*DATA EXCERPTS*
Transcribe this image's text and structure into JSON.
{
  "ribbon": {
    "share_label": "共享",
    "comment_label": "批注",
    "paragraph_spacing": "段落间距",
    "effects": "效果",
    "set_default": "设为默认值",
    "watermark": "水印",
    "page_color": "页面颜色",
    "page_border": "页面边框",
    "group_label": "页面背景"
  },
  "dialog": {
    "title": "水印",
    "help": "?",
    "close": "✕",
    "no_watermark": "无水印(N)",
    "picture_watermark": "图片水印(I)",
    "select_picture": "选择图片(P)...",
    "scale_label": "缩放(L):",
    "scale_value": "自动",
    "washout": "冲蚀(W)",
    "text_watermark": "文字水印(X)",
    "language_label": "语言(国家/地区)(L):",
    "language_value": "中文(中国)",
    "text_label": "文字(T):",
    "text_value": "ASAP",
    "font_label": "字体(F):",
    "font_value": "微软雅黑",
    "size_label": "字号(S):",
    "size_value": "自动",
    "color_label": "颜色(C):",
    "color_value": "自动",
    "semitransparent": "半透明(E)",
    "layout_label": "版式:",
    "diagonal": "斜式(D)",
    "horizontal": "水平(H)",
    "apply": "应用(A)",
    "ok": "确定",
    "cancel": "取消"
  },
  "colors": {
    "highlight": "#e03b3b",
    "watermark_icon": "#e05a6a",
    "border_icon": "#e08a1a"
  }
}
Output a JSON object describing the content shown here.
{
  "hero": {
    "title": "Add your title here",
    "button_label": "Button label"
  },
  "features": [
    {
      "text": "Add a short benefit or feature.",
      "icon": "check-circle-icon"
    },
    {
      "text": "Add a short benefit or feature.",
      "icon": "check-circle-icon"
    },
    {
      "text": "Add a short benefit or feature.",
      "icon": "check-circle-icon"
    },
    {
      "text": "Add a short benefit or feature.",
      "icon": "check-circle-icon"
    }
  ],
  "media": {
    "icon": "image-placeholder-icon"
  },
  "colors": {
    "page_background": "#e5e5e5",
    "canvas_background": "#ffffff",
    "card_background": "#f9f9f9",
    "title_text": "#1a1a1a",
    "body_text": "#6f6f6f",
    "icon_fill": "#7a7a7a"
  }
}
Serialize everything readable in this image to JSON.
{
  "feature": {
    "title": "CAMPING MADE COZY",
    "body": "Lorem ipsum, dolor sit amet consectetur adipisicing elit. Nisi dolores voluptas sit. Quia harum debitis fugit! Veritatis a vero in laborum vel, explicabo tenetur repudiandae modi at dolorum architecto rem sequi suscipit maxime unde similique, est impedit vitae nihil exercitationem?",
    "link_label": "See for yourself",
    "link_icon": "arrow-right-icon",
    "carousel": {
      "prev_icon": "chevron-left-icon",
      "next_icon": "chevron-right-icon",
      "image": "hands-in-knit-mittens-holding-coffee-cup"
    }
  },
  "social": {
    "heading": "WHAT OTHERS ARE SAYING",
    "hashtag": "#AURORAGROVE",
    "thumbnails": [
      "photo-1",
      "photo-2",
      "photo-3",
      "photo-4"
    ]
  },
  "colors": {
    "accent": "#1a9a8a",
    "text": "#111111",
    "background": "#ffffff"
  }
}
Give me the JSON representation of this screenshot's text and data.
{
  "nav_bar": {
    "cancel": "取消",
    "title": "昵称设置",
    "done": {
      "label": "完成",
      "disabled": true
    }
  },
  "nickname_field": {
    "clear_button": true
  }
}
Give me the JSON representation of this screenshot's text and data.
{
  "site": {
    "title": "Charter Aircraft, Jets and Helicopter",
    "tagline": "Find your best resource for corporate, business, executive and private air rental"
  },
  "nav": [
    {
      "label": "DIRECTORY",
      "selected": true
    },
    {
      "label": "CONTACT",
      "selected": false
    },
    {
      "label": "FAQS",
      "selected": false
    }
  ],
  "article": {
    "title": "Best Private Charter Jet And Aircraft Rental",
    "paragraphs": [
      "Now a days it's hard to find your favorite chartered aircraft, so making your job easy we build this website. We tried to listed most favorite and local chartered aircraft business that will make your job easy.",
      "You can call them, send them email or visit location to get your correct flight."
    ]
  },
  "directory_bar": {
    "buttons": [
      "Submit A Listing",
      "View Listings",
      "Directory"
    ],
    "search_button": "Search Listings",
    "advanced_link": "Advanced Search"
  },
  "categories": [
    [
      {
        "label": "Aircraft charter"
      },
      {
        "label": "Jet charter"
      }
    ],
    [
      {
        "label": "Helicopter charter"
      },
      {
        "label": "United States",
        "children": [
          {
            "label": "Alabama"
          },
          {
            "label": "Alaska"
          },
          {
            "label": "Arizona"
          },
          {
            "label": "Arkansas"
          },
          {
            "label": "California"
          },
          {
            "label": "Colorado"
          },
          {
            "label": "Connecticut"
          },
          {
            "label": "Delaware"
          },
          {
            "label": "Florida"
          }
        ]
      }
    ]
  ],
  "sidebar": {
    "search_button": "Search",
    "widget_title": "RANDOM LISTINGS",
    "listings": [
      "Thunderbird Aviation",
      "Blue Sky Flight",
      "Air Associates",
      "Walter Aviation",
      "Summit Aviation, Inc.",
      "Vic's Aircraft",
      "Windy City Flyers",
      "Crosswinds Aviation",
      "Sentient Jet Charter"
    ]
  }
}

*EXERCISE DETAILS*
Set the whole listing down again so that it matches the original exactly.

*WRITTEN ANSWER*
Transcribe this image's text and structure into JSON.
{
  "ribbon": {
    "share_label": "共享",
    "comment_label": "批注",
    "paragraph_spacing": "段落间距",
    "effects": "效果",
    "set_default": "设为默认值",
    "watermark": "水印",
    "page_color": "页面颜色",
    "page_border": "页面边框",
    "group_label": "页面背景"
  },
  "dialog": {
    "title": "水印",
    "help": "?",
    "close": "✕",
    "no_watermark": "无水印(N)",
    "picture_watermark": "图片水印(I)",
    "select_picture": "选择图片(P)...",
    "scale_label": "缩放(L):",
    "scale_value": "自动",
    "washout": "冲蚀(W)",
    "text_watermark": "文字水印(X)",
    "language_label": "语言(国家/地区)(L):",
    "language_value": "中文(中国)",
    "text_label": "文字(T):",
    "text_value": "ASAP",
    "font_label": "字体(F):",
    "font_value": "微软雅黑",
    "size_label": "字号(S):",
    "size_value": "自动",
    "color_label": "颜色(C):",
    "color_value": "自动",
    "semitransparent": "半透明(E)",
    "layout_label": "版式:",
    "diagonal": "斜式(D)",
    "horizontal": "水平(H)",
    "apply": "应用(A)",
    "ok": "确定",
    "cancel": "取消"
  },
  "colors": {
    "highlight": "#e03b3b",
    "watermark_icon": "#e05a6a",
    "border_icon": "#e08a1a"
  }
}
Output a JSON object describing the content shown here.
{
  "hero": {
    "title": "Add your title here",
    "button_label": "Button label"
  },
  "features": [
    {
      "text": "Add a short benefit or feature.",
      "icon": "check-circle-icon"
    },
    {
      "text": "Add a short benefit or feature.",
      "icon": "check-circle-icon"
    },
    {
      "text": "Add a short benefit or feature.",
      "icon": "check-circle-icon"
    },
    {
      "text": "Add a short benefit or feature.",
      "icon": "check-circle-icon"
    }
  ],
  "media": {
    "icon": "image-placeholder-icon"
  },
  "colors": {
    "page_background": "#e5e5e5",
    "canvas_background": "#ffffff",
    "card_background": "#f9f9f9",
    "title_text": "#1a1a1a",
    "body_text": "#6f6f6f",
    "icon_fill": "#7a7a7a"
  }
}
Serialize everything readable in this image to JSON.
{
  "feature": {
    "title": "CAMPING MADE COZY",
    "body": "Lorem ipsum, dolor sit amet consectetur adipisicing elit. Nisi dolores voluptas sit. Quia harum debitis fugit! Veritatis a vero in laborum vel, explicabo tenetur repudiandae modi at dolorum architecto rem sequi suscipit maxime unde similique, est impedit vitae nihil exercitationem?",
    "link_label": "See for yourself",
    "link_icon": "arrow-right-icon",
    "carousel": {
      "prev_icon": "chevron-left-icon",
      "next_icon": "chevron-right-icon",
      "image": "hands-in-knit-mittens-holding-coffee-cup"
    }
  },
  "social": {
    "heading": "WHAT OTHERS ARE SAYING",
    "hashtag": "#AURORAGROVE",
    "thumbnails": [
      "photo-1",
      "photo-2",
      "photo-3",
      "photo-4"
    ]
  },
  "colors": {
    "accent": "#1a9a8a",
    "text": "#111111",
    "background": "#ffffff"
  }
}
Give me the JSON representation of this screenshot's text and data.
{
  "nav_bar": {
    "cancel": "取消",
    "title": "昵称设置",
    "done": {
      "label": "完成",
      "disabled": true
    }
  },
  "nickname_field": {
    "clear_button": true
  }
}
Give me the JSON representation of this screenshot's text and data.
{
  "site": {
    "title": "Charter Aircraft, Jets and Helicopter",
    "tagline": "Find your best resource for corporate, business, executive and private air rental"
  },
  "nav": [
    {
      "label": "DIRECTORY",
      "selected": true
    },
    {
      "label": "CONTACT",
      "selected": false
    },
    {
      "label": "FAQS",
      "selected": false
    }
  ],
  "article": {
    "title": "Best Private Charter Jet And Aircraft Rental",
    "paragraphs": [
      "Now a days it's hard to find your favorite chartered aircraft, so making your job easy we build this website. We tried to listed most favorite and local chartered aircraft business that will make your job easy.",
      "You can call them, send them email or visit location to get your correct flight."
    ]
  },
  "directory_bar": {
    "buttons": [
      "Submit A Listing",
      "View Listings",
      "Directory"
    ],
    "search_button": "Search Listings",
    "advanced_link": "Advanced Search"
  },
  "categories": [
    [
      {
        "label": "Aircraft charter"
      },
      {
        "label": "Jet charter"
      }
    ],
    [
      {
        "label": "Helicopter charter"
      },
      {
        "label": "United States",
        "children": [
          {
            "label": "Alabama"
          },
          {
            "label": "Alaska"
          },
          {
            "label": "Arizona"
          },
          {
            "label": "Arkansas"
          },
          {
            "label": "California"
          },
          {
            "label": "Colorado"
          },
          {
            "label": "Connecticut"
          },
          {
            "label": "Delaware"
          },
          {
            "label": "Florida"
          }
        ]
      }
    ]
  ],
  "sidebar": {
    "search_button": "Search",
    "widget_title": "RANDOM LISTINGS",
    "listings": [
      "Thunderbird Aviation",
      "Blue Sky Flight",
      "Air Associates",
      "Walter Aviation",
      "Summit Aviation, Inc.",
      "Vic's Aircraft",
      "Windy City Flyers",
      "Crosswinds Aviation",
      "Sentient Jet Charter"
    ]
  }
}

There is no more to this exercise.